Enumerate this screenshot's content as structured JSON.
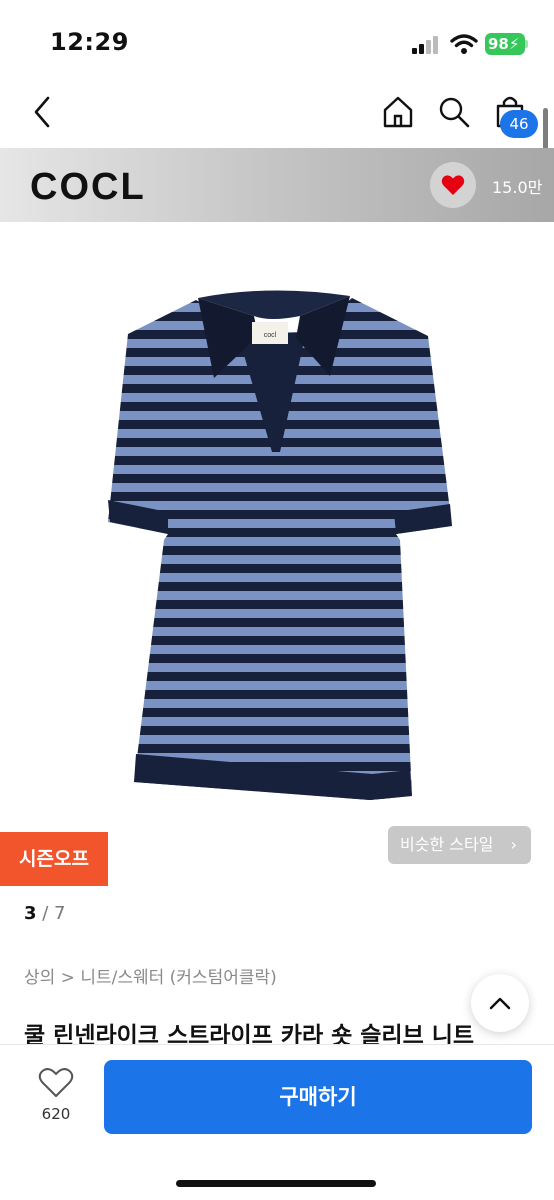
{
  "status_bar": {
    "time": "12:29",
    "battery": "98"
  },
  "nav": {
    "cart_count": "46"
  },
  "brand": {
    "logo_text": "COCL",
    "likes": "15.0만"
  },
  "product": {
    "season_badge": "시즌오프",
    "similar_style": "비슷한 스타일",
    "image_index": "3",
    "image_total": "7",
    "category": "상의 > 니트/스웨터 (커스텀어클락)",
    "title": "쿨 린넨라이크 스트라이프 카라 숏 슬리브 니트"
  },
  "bottom": {
    "wish_count": "620",
    "buy_label": "구매하기"
  },
  "colors": {
    "accent": "#1b74e8",
    "badge": "#f2552c",
    "stripe_dark": "#17213b",
    "stripe_light": "#7a93c4"
  }
}
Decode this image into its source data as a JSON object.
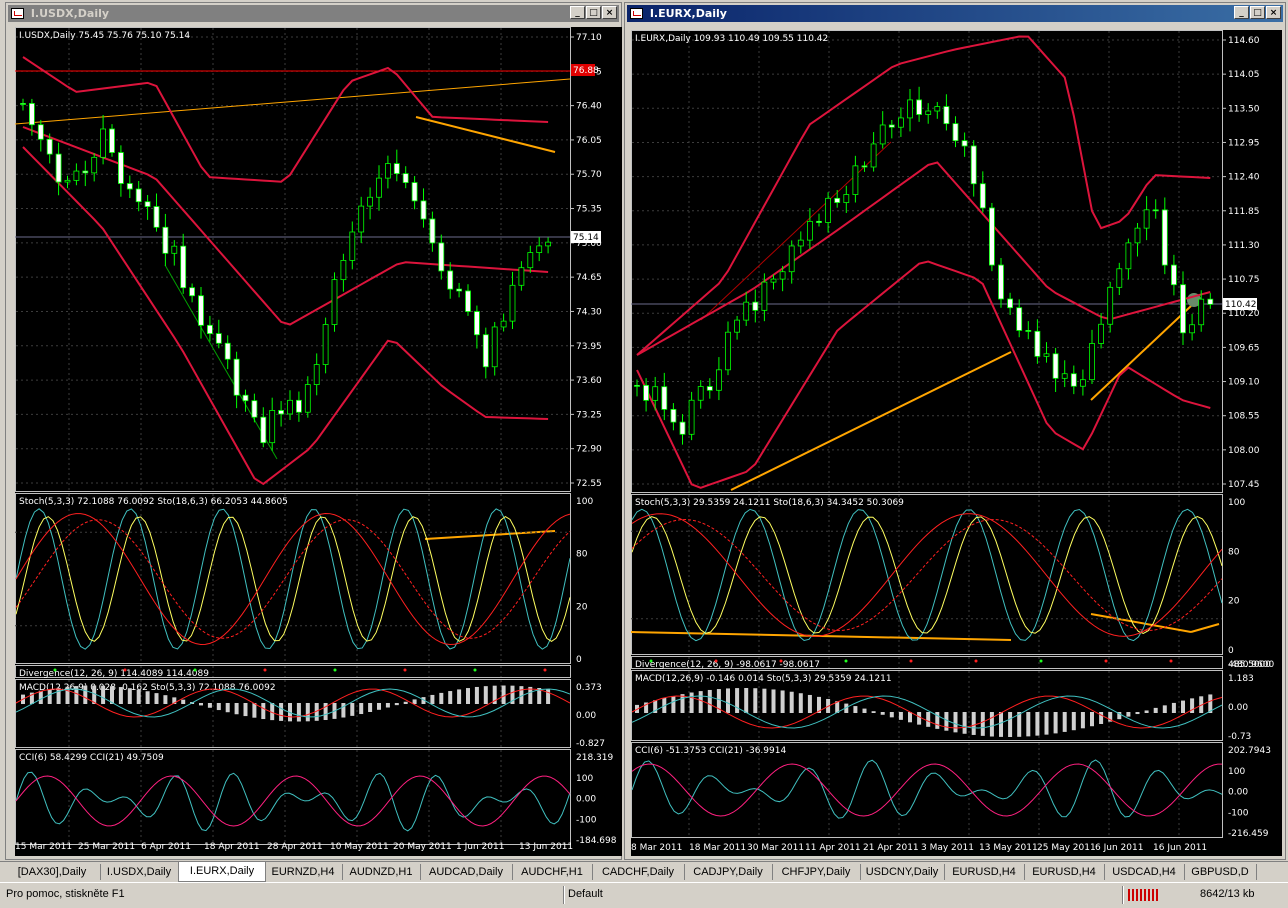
{
  "windows": [
    {
      "title": "I.USDX,Daily",
      "panes": {
        "price": {
          "header": "I.USDX,Daily  75.45 75.76 75.10 75.14",
          "scale": [
            "77.10",
            "76.75",
            "76.40",
            "76.05",
            "75.70",
            "75.35",
            "75.00",
            "74.65",
            "74.30",
            "73.95",
            "73.60",
            "73.25",
            "72.90",
            "72.55"
          ],
          "marker_red": "76.88",
          "marker_last": "75.14"
        },
        "stoch": {
          "header": "Stoch(5,3,3) 72.1088 76.0092  Sto(18,6,3) 66.2053 44.8605",
          "scale": [
            "100",
            "80",
            "20",
            "0"
          ]
        },
        "divergence": {
          "header": "Divergence(12, 26, 9) 114.4089 114.4089"
        },
        "macd": {
          "header": "MACD(12,26,9) 0.028 -0.162  Sto(5,3,3) 72.1088 76.0092",
          "scale": [
            "0.373",
            "0.00",
            "-0.827"
          ]
        },
        "cci": {
          "header": "CCI(6) 58.4299  CCI(21) 49.7509",
          "scale": [
            "218.319",
            "100",
            "0.00",
            "-100",
            "-184.698"
          ]
        }
      },
      "dates": [
        "15 Mar 2011",
        "25 Mar 2011",
        "6 Apr 2011",
        "18 Apr 2011",
        "28 Apr 2011",
        "10 May 2011",
        "20 May 2011",
        "1 Jun 2011",
        "13 Jun 2011"
      ]
    },
    {
      "title": "I.EURX,Daily",
      "panes": {
        "price": {
          "header": "I.EURX,Daily  109.93 110.49 109.55 110.42",
          "scale": [
            "114.60",
            "114.05",
            "113.50",
            "112.95",
            "112.40",
            "111.85",
            "111.30",
            "110.75",
            "110.20",
            "109.65",
            "109.10",
            "108.55",
            "108.00",
            "107.45"
          ],
          "marker_last": "110.42"
        },
        "stoch": {
          "header": "Stoch(5,3,3) 29.5359 24.1211  Sto(18,6,3) 34.3452 50.3069",
          "scale": [
            "100",
            "80",
            "20",
            "0"
          ]
        },
        "divergence": {
          "header": "Divergence(12, 26, 9) -98.0617 -98.0617",
          "scale": [
            "485.5000",
            "-480.9600"
          ]
        },
        "macd": {
          "header": "MACD(12,26,9) -0.146 0.014  Sto(5,3,3) 29.5359 24.1211",
          "scale": [
            "1.183",
            "0.00",
            "-0.73"
          ]
        },
        "cci": {
          "header": "CCI(6) -51.3753  CCI(21) -36.9914",
          "scale": [
            "202.7943",
            "100",
            "0.00",
            "-100",
            "-216.459"
          ]
        }
      },
      "dates": [
        "8 Mar 2011",
        "18 Mar 2011",
        "30 Mar 2011",
        "11 Apr 2011",
        "21 Apr 2011",
        "3 May 2011",
        "13 May 2011",
        "25 May 2011",
        "6 Jun 2011",
        "16 Jun 2011"
      ]
    }
  ],
  "tabs": [
    "[DAX30],Daily",
    "I.USDX,Daily",
    "I.EURX,Daily",
    "EURNZD,H4",
    "AUDNZD,H1",
    "AUDCAD,Daily",
    "AUDCHF,H1",
    "CADCHF,Daily",
    "CADJPY,Daily",
    "CHFJPY,Daily",
    "USDCNY,Daily",
    "EURUSD,H4",
    "EURUSD,H4",
    "USDCAD,H4",
    "GBPUSD,D"
  ],
  "active_tab": "I.EURX,Daily",
  "status": {
    "help": "Pro pomoc, stiskněte F1",
    "profile": "Default",
    "traffic": "8642/13 kb"
  },
  "colors": {
    "background": "#000000",
    "candle_up": "#ffffff",
    "candle_outline": "#00ff00",
    "bands": "#dc143c",
    "trendline": "#ffa500",
    "grid": "#3c3c3c"
  }
}
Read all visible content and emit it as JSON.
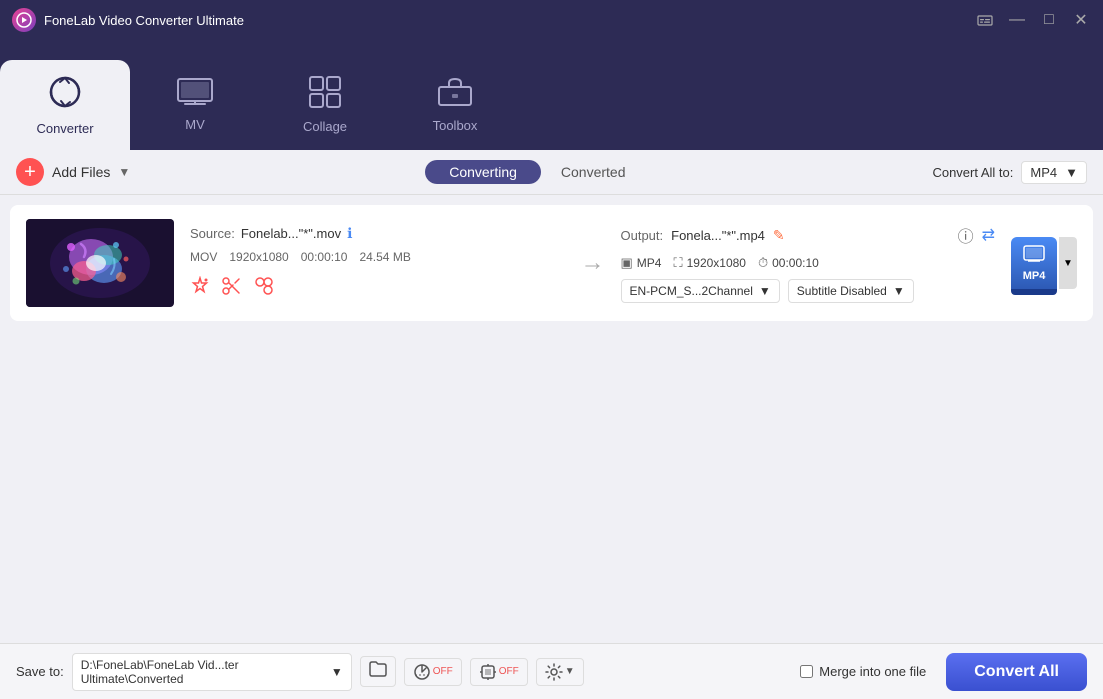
{
  "app": {
    "title": "FoneLab Video Converter Ultimate",
    "icon": "▶"
  },
  "titlebar": {
    "captions_btn": "⊟",
    "minimize_btn": "—",
    "maximize_btn": "□",
    "close_btn": "✕"
  },
  "nav": {
    "tabs": [
      {
        "id": "converter",
        "label": "Converter",
        "icon": "🔄",
        "active": true
      },
      {
        "id": "mv",
        "label": "MV",
        "icon": "📺",
        "active": false
      },
      {
        "id": "collage",
        "label": "Collage",
        "icon": "⊞",
        "active": false
      },
      {
        "id": "toolbox",
        "label": "Toolbox",
        "icon": "🧰",
        "active": false
      }
    ]
  },
  "toolbar": {
    "add_files_label": "Add Files",
    "converting_label": "Converting",
    "converted_label": "Converted",
    "convert_all_to_label": "Convert All to:",
    "format": "MP4"
  },
  "file_item": {
    "source_label": "Source:",
    "source_name": "Fonelab...\"*\".mov",
    "format": "MOV",
    "resolution": "1920x1080",
    "duration": "00:00:10",
    "size": "24.54 MB",
    "output_label": "Output:",
    "output_name": "Fonela...\"*\".mp4",
    "out_format": "MP4",
    "out_resolution": "1920x1080",
    "out_duration": "00:00:10",
    "audio_track": "EN-PCM_S...2Channel",
    "subtitle": "Subtitle Disabled",
    "format_badge": "MP4"
  },
  "statusbar": {
    "save_to_label": "Save to:",
    "save_path": "D:\\FoneLab\\FoneLab Vid...ter Ultimate\\Converted",
    "merge_label": "Merge into one file",
    "convert_all_btn": "Convert All"
  }
}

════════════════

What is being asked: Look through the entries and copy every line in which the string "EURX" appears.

Response area:
      "title": "I.EURX,Daily",
          "header": "I.EURX,Daily  109.93 110.49 109.55 110.42",
    "I.EURX,Daily",
  "active_tab": "I.EURX,Daily",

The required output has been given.